• Organizations large and small will need to re-think the ways in which they attract and retain talent.
• Demographic, economic, and technological changes are creating a different type of workforce that will be more mobile, more diverse, and (due to the vast numbers of pending retirements) much smaller.
• Real-world issues like ever-expanding third-world economies are only the tip of the iceberg and must be addressed to keep business competitive.
The Employment Policy Foundation indicates that “in the United States there will be a demand for more than 30 million new college-educated workers in the next 10 years while only 23 million new U.S. college graduates are expected.”
The human capital issues facing businesses today transcend the economic slowdown. They include the challenge of how best to plan for and execute a sound human capital strategy in an ever-changing market.
Plans must meet market demand precisely at the time and place of market needs and in places that will see market expansion. Companies must plan for what talent is needed and when, what skills will be in demand and where and how the technological advancements of the future will affect the market segment. The key is to have a flexible, nimble plan that enables a company to modify its course without being derailed.
In these times of economic uncertainty, it is critical not to underestimate the need for a strong human capital strategy. A well-developed human capital strategy can be the clear enabler that helps an organization meet the demands and achieve the business objectives of the future. Watson Wyatt, in its human capital study, asserted: “The linkage between superior human capital management and superior shareholder returns has been proven. Moreover, proof that superior HR practices drive financial results more than superior financial results drive HR practices supports our theory: If you hire the right people, create an environment that supports creative thinking and increased productivity, leveraged by technology, you’ll reap the rewards.” Taken a step further, a company must plan to hire the right talent at the right time.
Leaders embrace change, for it is inevitable—good leaders, however, do it with clarity and a well defined, yet nimble, plan that focuses on the talent needed to meet changing market demands head on.

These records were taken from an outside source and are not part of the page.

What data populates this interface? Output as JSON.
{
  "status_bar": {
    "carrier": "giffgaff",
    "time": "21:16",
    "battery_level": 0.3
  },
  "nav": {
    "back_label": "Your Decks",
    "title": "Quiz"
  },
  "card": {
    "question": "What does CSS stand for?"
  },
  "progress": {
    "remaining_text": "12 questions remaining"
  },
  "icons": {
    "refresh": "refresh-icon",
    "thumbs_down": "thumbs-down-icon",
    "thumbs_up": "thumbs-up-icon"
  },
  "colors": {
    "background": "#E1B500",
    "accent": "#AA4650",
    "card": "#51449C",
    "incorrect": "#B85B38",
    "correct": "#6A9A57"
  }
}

Bill Sebra is an independent consultant for RPO solutions. Jeff Brody is VP, HR, Alliant TechSystems, Inc. (ATK) Space Systems Group.
Looking Up In a Downturn
Inculcating participation offers high impact—at low cost.